    On Twitter and online message boards like the “politically correct” threads on 4chan, 8chan, and The_Donald subreddit on Reddit, pro-Trump trolls are smearing Wiley by claiming his rendition of Judith beheading Holofernes, a modern twist on a classical theme including works by Caravaggio, Rembrandt, Rubens, and others, is “a ‘queen’ cutting off the head of a young white child.” Commenters on the message boards and Twitter have said Wiley “seems racist” and accused the artist of being “the definition of racism.”


    Judith Beheading Holoefernes / Caravaggio

     


    Judith with the head of Holofernes / Peter Paul Rubens

     


    Judith and Holofernes / Kehinde Wiley

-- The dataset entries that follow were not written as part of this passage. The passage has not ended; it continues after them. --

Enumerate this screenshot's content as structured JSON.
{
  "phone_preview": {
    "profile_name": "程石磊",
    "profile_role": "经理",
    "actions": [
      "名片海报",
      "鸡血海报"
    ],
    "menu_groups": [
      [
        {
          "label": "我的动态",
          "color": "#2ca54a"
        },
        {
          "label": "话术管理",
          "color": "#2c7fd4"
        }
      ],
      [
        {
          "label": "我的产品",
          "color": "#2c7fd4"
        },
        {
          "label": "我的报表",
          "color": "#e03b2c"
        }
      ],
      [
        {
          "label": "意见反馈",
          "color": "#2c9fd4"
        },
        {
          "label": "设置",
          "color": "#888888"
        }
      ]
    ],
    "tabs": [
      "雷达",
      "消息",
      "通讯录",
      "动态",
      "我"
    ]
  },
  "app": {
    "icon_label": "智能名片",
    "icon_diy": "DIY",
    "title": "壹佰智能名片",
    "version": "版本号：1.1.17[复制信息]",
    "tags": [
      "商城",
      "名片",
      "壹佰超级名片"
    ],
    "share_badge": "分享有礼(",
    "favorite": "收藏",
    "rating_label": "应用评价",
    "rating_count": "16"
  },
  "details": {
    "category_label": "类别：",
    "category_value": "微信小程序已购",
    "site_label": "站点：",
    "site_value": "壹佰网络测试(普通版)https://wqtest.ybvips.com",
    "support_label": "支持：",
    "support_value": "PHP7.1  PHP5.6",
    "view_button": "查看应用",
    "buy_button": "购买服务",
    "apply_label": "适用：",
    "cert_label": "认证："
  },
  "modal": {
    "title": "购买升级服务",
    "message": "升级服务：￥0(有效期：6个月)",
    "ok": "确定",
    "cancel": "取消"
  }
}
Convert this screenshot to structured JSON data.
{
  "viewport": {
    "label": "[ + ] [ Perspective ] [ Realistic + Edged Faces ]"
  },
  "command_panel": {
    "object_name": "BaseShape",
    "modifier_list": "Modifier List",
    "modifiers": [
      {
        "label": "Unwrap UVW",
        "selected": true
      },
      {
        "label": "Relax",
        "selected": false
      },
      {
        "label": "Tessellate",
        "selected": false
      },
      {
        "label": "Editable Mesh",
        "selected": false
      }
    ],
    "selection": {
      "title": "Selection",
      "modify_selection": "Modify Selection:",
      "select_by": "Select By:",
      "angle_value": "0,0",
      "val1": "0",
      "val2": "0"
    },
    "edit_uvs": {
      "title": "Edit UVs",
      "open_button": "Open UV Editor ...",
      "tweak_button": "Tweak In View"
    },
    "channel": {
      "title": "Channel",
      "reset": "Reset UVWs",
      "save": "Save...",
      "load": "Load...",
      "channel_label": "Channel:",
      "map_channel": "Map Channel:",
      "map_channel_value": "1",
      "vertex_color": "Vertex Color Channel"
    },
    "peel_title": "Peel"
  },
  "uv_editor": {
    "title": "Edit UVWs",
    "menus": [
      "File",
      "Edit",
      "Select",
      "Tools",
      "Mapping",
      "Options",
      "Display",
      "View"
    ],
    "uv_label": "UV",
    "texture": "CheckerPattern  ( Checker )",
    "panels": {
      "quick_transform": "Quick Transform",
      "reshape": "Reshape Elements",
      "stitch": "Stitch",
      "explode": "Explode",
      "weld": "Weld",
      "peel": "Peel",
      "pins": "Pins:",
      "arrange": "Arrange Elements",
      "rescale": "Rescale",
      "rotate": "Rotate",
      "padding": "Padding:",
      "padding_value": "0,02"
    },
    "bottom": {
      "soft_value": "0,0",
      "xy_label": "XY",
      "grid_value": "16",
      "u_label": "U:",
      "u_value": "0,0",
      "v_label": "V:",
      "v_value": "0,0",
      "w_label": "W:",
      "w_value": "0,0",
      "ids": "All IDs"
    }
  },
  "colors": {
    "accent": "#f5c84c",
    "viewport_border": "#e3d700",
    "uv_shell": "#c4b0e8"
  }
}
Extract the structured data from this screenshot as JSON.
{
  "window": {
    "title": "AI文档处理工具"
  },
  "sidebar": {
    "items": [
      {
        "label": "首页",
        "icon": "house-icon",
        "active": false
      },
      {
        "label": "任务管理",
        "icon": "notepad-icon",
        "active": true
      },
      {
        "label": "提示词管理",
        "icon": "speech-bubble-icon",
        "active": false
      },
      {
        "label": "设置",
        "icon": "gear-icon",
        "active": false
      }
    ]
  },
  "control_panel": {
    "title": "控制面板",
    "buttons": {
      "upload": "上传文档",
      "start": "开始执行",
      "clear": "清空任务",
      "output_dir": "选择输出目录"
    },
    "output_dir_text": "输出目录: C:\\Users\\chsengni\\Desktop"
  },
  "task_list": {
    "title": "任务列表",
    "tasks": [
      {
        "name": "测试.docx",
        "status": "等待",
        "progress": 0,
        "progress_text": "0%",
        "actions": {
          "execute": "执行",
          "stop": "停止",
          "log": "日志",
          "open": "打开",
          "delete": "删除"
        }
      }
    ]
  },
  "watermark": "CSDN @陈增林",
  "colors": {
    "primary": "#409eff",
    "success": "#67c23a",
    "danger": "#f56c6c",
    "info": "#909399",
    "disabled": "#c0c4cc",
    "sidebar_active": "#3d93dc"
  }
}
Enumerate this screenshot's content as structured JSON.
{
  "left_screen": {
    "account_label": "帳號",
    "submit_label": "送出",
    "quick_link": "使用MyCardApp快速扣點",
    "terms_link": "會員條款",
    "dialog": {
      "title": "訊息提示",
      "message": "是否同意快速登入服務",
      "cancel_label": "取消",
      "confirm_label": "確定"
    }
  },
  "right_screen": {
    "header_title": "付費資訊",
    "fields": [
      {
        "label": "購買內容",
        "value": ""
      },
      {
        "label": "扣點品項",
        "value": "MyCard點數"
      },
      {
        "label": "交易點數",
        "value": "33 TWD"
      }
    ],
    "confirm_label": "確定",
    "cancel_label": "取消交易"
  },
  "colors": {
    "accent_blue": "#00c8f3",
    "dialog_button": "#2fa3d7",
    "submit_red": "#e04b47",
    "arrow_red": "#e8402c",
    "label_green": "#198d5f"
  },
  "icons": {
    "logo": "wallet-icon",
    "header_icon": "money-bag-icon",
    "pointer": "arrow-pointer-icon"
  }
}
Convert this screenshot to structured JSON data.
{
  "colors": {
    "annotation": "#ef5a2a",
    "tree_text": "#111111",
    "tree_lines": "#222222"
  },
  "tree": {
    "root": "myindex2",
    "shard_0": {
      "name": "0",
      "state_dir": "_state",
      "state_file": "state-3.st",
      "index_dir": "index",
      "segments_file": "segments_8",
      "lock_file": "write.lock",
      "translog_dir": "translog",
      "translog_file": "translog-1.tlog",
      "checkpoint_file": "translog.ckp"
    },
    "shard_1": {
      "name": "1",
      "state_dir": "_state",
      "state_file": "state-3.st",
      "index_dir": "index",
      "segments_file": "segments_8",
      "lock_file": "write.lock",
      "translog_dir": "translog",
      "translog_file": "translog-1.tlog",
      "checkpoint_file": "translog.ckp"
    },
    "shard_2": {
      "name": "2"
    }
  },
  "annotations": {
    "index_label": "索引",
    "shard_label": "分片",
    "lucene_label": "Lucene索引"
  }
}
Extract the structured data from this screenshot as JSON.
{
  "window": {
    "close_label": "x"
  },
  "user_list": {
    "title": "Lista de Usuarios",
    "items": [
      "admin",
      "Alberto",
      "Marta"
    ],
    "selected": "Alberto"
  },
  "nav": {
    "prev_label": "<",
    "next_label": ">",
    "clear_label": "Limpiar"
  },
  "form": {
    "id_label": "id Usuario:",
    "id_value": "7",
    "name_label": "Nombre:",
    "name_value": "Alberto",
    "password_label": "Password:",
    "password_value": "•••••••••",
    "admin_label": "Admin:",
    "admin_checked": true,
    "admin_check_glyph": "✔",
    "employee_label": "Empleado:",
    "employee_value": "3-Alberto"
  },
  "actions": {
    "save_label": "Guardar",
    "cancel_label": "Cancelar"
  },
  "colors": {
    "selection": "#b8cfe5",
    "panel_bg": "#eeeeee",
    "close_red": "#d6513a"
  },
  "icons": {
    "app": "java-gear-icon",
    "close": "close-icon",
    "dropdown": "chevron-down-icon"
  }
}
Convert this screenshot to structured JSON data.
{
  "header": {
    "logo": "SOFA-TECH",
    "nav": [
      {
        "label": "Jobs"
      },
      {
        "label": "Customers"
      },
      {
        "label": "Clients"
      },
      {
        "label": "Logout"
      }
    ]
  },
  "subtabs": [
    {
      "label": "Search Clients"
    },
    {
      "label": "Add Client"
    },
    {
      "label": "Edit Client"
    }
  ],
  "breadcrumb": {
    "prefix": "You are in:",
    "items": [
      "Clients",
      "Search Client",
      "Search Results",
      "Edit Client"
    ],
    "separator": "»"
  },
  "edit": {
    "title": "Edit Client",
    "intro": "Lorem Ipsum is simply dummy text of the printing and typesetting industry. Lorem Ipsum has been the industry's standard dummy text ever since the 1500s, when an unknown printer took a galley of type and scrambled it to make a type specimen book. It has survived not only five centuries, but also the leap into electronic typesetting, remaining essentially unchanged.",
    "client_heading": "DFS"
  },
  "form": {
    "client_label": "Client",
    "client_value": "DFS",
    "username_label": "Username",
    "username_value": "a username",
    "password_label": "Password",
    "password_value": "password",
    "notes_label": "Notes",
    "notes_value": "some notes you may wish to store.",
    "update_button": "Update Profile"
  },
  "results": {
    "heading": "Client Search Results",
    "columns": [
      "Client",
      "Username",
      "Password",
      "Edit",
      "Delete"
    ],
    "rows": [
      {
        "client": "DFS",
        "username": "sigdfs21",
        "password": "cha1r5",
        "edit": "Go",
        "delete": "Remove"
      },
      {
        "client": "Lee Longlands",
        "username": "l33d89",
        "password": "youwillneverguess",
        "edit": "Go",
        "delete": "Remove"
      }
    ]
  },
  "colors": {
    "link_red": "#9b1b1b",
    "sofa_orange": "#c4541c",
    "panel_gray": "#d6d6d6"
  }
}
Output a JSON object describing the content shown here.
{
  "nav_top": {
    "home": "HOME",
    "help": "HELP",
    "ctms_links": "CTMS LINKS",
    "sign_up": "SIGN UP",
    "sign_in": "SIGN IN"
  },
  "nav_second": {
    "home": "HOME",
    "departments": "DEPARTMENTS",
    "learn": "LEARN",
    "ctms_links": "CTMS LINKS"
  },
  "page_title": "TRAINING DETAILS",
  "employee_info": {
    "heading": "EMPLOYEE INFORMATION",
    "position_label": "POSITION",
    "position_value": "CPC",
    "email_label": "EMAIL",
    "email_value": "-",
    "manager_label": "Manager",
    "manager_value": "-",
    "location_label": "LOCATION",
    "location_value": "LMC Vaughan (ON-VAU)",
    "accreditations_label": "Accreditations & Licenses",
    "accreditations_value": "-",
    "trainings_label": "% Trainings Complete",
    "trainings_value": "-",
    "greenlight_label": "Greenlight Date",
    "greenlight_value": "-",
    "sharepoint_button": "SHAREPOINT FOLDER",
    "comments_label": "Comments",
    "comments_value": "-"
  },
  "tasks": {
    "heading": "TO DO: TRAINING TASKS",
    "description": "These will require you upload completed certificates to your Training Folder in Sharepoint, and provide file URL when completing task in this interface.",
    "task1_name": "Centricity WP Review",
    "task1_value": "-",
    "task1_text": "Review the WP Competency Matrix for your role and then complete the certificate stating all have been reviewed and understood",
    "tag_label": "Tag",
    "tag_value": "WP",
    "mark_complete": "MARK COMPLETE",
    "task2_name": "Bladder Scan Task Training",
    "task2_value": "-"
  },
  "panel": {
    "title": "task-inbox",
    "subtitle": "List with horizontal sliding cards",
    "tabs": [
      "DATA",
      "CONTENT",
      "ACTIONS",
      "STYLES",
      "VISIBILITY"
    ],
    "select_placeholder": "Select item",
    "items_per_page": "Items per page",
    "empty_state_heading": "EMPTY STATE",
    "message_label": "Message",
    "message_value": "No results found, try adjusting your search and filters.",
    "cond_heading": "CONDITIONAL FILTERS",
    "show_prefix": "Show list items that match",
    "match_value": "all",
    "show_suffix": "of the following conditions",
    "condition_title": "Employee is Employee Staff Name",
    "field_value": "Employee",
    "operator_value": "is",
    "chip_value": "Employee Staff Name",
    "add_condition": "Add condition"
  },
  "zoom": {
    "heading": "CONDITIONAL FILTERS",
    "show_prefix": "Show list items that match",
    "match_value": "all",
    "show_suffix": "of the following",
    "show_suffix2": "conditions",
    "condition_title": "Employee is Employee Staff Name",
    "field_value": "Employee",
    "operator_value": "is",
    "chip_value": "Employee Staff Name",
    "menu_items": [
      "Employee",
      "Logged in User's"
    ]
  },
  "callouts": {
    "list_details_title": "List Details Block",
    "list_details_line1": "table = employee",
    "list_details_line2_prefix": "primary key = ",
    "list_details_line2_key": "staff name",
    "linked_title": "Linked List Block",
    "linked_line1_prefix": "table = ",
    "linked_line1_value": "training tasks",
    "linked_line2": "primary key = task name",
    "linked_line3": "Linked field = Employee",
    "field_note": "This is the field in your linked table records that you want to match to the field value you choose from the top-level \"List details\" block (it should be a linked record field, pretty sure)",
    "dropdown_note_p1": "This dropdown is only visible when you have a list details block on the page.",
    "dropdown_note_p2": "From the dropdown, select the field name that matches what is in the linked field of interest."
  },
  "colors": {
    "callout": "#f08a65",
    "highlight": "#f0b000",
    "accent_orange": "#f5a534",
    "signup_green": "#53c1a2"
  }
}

    Wiley’s painting was part of a series of portraits of women he entitled An Economy of Grace. The artist is known for remixing "classical European art with black urban youth." As Upworthy’s Parker Molloy documented, the smearing seems “clearly pretty coordinated” and the manufactured outrage echoes other stunts pro-Trump trolls have pulled to garner mainstream media attention and shape narratives, like suing over all-women screenings of Wonder Woman, or disrupting a Shakespeare play over its depiction of the murder of Julius Caesar.